• [Your task]:
Please reproduce all of the data exactly as it appears, but skip the pictures.

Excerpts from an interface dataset
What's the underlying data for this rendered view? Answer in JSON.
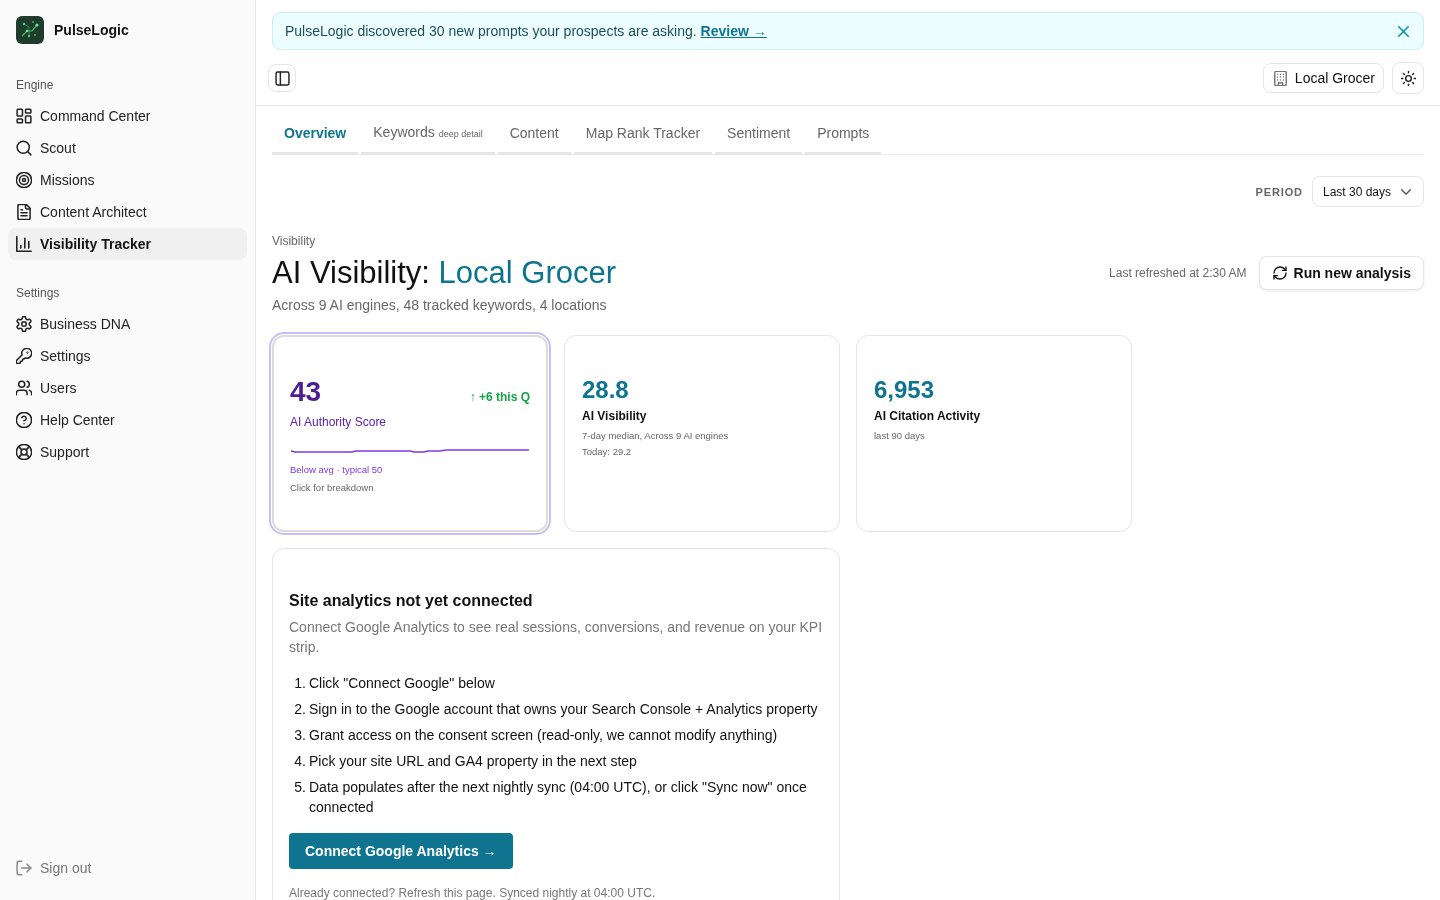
{
  "sidebar": {
    "brand": "PulseLogic",
    "sections": [
      {
        "heading": "Engine",
        "items": [
          {
            "label": "Command Center",
            "selected": false
          },
          {
            "label": "Scout",
            "selected": false
          },
          {
            "label": "Missions",
            "selected": false
          },
          {
            "label": "Content Architect",
            "selected": false
          },
          {
            "label": "Visibility Tracker",
            "selected": true
          }
        ]
      },
      {
        "heading": "Settings",
        "items": [
          {
            "label": "Business DNA",
            "selected": false
          },
          {
            "label": "Settings",
            "selected": false
          },
          {
            "label": "Users",
            "selected": false
          },
          {
            "label": "Help Center",
            "selected": false
          },
          {
            "label": "Support",
            "selected": false
          }
        ]
      }
    ],
    "sign_out": "Sign out"
  },
  "banner": {
    "message": "PulseLogic discovered 30 new prompts your prospects are asking.",
    "link": "Review →"
  },
  "header": {
    "business": "Local Grocer"
  },
  "tabs": [
    {
      "label": "Overview",
      "selected": true
    },
    {
      "label": "Keywords",
      "note": "deep detail",
      "selected": false
    },
    {
      "label": "Content",
      "selected": false
    },
    {
      "label": "Map Rank Tracker",
      "selected": false
    },
    {
      "label": "Sentiment",
      "selected": false
    },
    {
      "label": "Prompts",
      "selected": false
    }
  ],
  "period": {
    "label": "PERIOD",
    "value": "Last 30 days"
  },
  "page": {
    "eyebrow": "Visibility",
    "title": "AI Visibility:",
    "title_accent": "Local Grocer",
    "subtitle": "Across 9 AI engines, 48 tracked keywords, 4 locations",
    "refreshed": "Last refreshed at 2:30 AM",
    "action": "Run new analysis"
  },
  "metrics": [
    {
      "kind": "score",
      "value": "43",
      "label": "AI Authority Score",
      "delta": "↑ +6 this Q",
      "benchmark": "Below avg · typical 50",
      "hint": "Click for breakdown",
      "selected": true
    },
    {
      "kind": "stat",
      "value": "28.8",
      "label": "AI Visibility",
      "details": [
        "7-day median, Across 9 AI engines",
        "Today: 29.2"
      ],
      "selected": false
    },
    {
      "kind": "stat",
      "value": "6,953",
      "label": "AI Citation Activity",
      "details": [
        "last 90 days"
      ],
      "selected": false
    }
  ],
  "analytics_card": {
    "title": "Site analytics not yet connected",
    "description": "Connect Google Analytics to see real sessions, conversions, and revenue on your KPI strip.",
    "steps": [
      {
        "number": "1.",
        "text": "Click \"Connect Google\" below"
      },
      {
        "number": "2.",
        "text": "Sign in to the Google account that owns your Search Console + Analytics property"
      },
      {
        "number": "3.",
        "text": "Grant access on the consent screen (read-only, we cannot modify anything)"
      },
      {
        "number": "4.",
        "text": "Pick your site URL and GA4 property in the next step"
      },
      {
        "number": "5.",
        "text": "Data populates after the next nightly sync (04:00 UTC), or click \"Sync now\" once connected"
      }
    ],
    "button": "Connect Google Analytics →",
    "footer": "Already connected? Refresh this page. Synced nightly at 04:00 UTC."
  }
}
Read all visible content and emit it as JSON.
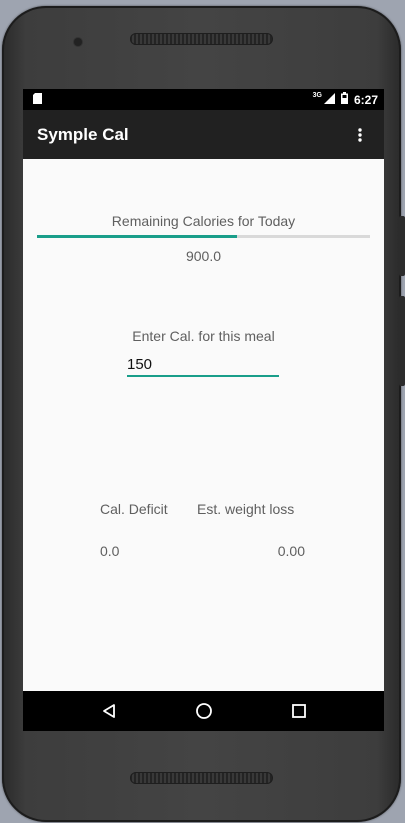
{
  "status_bar": {
    "time": "6:27",
    "network_label": "3G",
    "icons": [
      "sd-card-icon",
      "signal-icon",
      "battery-icon"
    ]
  },
  "app_bar": {
    "title": "Symple Cal",
    "menu_icon": "overflow-menu-icon"
  },
  "main": {
    "remaining_label": "Remaining Calories for Today",
    "remaining_value": "900.0",
    "progress_fraction": 0.6,
    "enter_label": "Enter Cal. for this meal",
    "meal_input_value": "150",
    "deficit_label": "Cal. Deficit",
    "weight_label": "Est. weight loss",
    "deficit_value": "0.0",
    "weight_value": "0.00"
  },
  "nav_bar": {
    "icons": [
      "back-icon",
      "home-icon",
      "recents-icon"
    ]
  },
  "colors": {
    "accent": "#199e8a",
    "app_bar": "#212121",
    "background": "#fafafa"
  }
}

• [Exercise response]:
What's the underlying data for this rendered view? Answer in JSON.
{
  "sidebar": {
    "brand": "PulseLogic",
    "sections": [
      {
        "heading": "Engine",
        "items": [
          {
            "label": "Command Center",
            "selected": false
          },
          {
            "label": "Scout",
            "selected": false
          },
          {
            "label": "Missions",
            "selected": false
          },
          {
            "label": "Content Architect",
            "selected": false
          },
          {
            "label": "Visibility Tracker",
            "selected": true
          }
        ]
      },
      {
        "heading": "Settings",
        "items": [
          {
            "label": "Business DNA",
            "selected": false
          },
          {
            "label": "Settings",
            "selected": false
          },
          {
            "label": "Users",
            "selected": false
          },
          {
            "label": "Help Center",
            "selected": false
          },
          {
            "label": "Support",
            "selected": false
          }
        ]
      }
    ],
    "sign_out": "Sign out"
  },
  "banner": {
    "message": "PulseLogic discovered 30 new prompts your prospects are asking.",
    "link": "Review →"
  },
  "header": {
    "business": "Local Grocer"
  },
  "tabs": [
    {
      "label": "Overview",
      "selected": true
    },
    {
      "label": "Keywords",
      "note": "deep detail",
      "selected": false
    },
    {
      "label": "Content",
      "selected": false
    },
    {
      "label": "Map Rank Tracker",
      "selected": false
    },
    {
      "label": "Sentiment",
      "selected": false
    },
    {
      "label": "Prompts",
      "selected": false
    }
  ],
  "period": {
    "label": "PERIOD",
    "value": "Last 30 days"
  },
  "page": {
    "eyebrow": "Visibility",
    "title": "AI Visibility:",
    "title_accent": "Local Grocer",
    "subtitle": "Across 9 AI engines, 48 tracked keywords, 4 locations",
    "refreshed": "Last refreshed at 2:30 AM",
    "action": "Run new analysis"
  },
  "metrics": [
    {
      "kind": "score",
      "value": "43",
      "label": "AI Authority Score",
      "delta": "↑ +6 this Q",
      "benchmark": "Below avg · typical 50",
      "hint": "Click for breakdown",
      "selected": true
    },
    {
      "kind": "stat",
      "value": "28.8",
      "label": "AI Visibility",
      "details": [
        "7-day median, Across 9 AI engines",
        "Today: 29.2"
      ],
      "selected": false
    },
    {
      "kind": "stat",
      "value": "6,953",
      "label": "AI Citation Activity",
      "details": [
        "last 90 days"
      ],
      "selected": false
    }
  ],
  "analytics_card": {
    "title": "Site analytics not yet connected",
    "description": "Connect Google Analytics to see real sessions, conversions, and revenue on your KPI strip.",
    "steps": [
      {
        "number": "1.",
        "text": "Click \"Connect Google\" below"
      },
      {
        "number": "2.",
        "text": "Sign in to the Google account that owns your Search Console + Analytics property"
      },
      {
        "number": "3.",
        "text": "Grant access on the consent screen (read-only, we cannot modify anything)"
      },
      {
        "number": "4.",
        "text": "Pick your site URL and GA4 property in the next step"
      },
      {
        "number": "5.",
        "text": "Data populates after the next nightly sync (04:00 UTC), or click \"Sync now\" once connected"
      }
    ],
    "button": "Connect Google Analytics →",
    "footer": "Already connected? Refresh this page. Synced nightly at 04:00 UTC."
  }
}
Read all visible content and emit it as JSON.
{
  "status_bar": {
    "time": "6:27",
    "network_label": "3G",
    "icons": [
      "sd-card-icon",
      "signal-icon",
      "battery-icon"
    ]
  },
  "app_bar": {
    "title": "Symple Cal",
    "menu_icon": "overflow-menu-icon"
  },
  "main": {
    "remaining_label": "Remaining Calories for Today",
    "remaining_value": "900.0",
    "progress_fraction": 0.6,
    "enter_label": "Enter Cal. for this meal",
    "meal_input_value": "150",
    "deficit_label": "Cal. Deficit",
    "weight_label": "Est. weight loss",
    "deficit_value": "0.0",
    "weight_value": "0.00"
  },
  "nav_bar": {
    "icons": [
      "back-icon",
      "home-icon",
      "recents-icon"
    ]
  },
  "colors": {
    "accent": "#199e8a",
    "app_bar": "#212121",
    "background": "#fafafa"
  }
}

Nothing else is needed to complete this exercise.